■ PROBLEM STATEMENT: Where a line of the records contains the word "data", show that line.

════════

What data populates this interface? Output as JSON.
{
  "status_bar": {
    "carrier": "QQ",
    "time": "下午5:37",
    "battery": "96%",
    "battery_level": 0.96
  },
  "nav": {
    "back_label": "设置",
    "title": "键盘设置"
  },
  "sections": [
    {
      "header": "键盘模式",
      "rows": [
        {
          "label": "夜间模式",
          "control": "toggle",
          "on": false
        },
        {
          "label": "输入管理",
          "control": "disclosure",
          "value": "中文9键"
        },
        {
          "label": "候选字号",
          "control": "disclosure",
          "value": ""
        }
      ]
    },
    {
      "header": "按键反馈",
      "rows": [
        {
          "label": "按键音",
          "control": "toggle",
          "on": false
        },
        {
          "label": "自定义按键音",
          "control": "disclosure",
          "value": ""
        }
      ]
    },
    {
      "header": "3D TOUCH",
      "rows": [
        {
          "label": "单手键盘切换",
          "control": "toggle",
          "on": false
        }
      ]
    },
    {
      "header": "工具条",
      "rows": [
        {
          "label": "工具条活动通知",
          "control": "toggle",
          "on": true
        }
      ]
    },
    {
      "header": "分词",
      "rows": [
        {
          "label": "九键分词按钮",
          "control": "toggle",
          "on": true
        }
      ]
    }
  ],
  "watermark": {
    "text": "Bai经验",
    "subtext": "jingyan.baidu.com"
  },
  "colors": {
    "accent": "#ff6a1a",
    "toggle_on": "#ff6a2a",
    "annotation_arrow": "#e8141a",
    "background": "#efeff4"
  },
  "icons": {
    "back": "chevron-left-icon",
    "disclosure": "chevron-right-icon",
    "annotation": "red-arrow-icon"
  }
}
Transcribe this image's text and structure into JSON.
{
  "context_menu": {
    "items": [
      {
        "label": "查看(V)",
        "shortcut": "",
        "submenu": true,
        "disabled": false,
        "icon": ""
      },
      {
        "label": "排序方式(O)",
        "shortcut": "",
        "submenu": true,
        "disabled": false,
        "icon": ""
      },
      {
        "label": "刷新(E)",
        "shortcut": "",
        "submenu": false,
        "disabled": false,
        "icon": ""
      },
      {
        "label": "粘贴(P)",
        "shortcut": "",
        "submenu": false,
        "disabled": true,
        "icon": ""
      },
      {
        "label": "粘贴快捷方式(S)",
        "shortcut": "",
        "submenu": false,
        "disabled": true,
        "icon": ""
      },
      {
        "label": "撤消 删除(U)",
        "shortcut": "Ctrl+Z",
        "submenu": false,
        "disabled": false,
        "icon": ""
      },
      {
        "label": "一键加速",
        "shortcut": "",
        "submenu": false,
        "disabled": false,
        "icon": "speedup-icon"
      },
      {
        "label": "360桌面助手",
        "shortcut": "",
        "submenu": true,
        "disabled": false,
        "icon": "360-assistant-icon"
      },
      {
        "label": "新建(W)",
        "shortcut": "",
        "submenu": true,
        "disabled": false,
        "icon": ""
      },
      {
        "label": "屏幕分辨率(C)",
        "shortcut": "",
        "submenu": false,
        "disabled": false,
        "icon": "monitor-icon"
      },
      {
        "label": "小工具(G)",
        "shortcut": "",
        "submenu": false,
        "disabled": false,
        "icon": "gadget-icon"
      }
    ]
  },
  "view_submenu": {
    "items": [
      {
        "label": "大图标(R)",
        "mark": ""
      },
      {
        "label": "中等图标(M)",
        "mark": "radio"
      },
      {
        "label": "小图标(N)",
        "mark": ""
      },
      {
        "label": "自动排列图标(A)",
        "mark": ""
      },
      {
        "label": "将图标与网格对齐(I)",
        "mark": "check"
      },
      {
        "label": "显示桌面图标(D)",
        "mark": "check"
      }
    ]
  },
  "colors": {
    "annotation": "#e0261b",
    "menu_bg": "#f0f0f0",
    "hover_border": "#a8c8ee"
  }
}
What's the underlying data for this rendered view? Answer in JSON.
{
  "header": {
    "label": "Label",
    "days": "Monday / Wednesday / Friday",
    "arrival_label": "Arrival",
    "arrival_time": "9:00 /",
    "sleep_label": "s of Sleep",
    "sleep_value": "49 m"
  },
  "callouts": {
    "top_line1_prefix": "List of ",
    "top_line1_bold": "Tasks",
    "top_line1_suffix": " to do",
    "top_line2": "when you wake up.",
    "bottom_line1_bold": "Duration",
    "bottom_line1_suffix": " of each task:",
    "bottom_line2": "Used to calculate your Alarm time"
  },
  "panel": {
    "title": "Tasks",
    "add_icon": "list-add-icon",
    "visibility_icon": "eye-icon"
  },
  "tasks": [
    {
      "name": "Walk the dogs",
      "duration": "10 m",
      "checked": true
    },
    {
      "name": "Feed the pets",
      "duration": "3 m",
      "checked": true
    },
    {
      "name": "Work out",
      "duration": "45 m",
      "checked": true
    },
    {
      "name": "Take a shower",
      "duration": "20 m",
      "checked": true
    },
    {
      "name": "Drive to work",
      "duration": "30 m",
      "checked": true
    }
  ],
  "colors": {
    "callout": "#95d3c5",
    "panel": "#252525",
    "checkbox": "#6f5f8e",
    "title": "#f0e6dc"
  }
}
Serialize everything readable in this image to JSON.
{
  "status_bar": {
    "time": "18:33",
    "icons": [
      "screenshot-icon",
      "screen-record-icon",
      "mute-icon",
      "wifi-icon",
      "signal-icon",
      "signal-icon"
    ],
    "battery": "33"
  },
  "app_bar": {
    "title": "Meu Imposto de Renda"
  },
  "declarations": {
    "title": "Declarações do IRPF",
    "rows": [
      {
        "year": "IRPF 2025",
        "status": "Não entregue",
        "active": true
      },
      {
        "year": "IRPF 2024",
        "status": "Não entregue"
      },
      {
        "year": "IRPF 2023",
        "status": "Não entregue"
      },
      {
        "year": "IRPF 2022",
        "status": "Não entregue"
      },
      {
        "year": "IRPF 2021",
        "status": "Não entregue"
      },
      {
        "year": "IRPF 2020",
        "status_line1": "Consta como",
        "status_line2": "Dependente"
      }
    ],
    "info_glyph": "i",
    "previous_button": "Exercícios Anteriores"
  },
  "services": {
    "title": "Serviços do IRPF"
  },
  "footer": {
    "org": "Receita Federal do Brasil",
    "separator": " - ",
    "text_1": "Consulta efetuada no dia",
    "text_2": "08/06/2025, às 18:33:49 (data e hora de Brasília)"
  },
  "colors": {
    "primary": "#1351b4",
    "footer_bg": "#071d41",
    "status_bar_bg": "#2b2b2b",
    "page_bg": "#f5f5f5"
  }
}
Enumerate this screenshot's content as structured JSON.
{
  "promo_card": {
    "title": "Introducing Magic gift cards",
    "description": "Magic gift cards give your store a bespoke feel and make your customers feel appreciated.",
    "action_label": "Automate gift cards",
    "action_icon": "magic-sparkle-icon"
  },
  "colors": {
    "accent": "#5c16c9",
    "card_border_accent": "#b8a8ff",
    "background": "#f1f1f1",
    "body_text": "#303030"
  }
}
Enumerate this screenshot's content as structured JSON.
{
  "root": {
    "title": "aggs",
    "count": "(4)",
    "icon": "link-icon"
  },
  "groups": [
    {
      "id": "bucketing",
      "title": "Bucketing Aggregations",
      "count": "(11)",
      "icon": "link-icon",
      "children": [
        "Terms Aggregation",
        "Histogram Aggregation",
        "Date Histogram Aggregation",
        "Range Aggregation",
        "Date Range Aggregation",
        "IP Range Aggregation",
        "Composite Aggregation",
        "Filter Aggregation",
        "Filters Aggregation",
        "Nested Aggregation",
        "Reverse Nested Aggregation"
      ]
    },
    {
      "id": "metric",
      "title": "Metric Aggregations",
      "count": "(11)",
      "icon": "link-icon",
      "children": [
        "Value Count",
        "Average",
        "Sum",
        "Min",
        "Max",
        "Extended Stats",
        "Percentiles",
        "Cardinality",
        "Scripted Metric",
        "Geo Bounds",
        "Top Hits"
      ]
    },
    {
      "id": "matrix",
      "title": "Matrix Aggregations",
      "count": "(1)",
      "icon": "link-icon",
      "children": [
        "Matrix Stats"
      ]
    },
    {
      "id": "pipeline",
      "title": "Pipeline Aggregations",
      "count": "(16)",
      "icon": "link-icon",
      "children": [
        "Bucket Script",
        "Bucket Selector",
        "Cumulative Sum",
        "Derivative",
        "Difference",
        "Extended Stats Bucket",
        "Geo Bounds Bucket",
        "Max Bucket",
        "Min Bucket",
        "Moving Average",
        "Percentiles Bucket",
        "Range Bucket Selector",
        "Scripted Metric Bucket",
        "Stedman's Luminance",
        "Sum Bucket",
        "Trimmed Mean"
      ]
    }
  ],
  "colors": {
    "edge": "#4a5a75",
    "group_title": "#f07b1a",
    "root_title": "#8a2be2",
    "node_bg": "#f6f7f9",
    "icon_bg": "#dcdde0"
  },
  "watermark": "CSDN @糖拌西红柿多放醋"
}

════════

■ RESPONSE AREA:
What data populates this interface? Output as JSON.
What's the underlying data for this rendered view? Answer in JSON.
    "text_2": "08/06/2025, às 18:33:49 (data e hora de Brasília)"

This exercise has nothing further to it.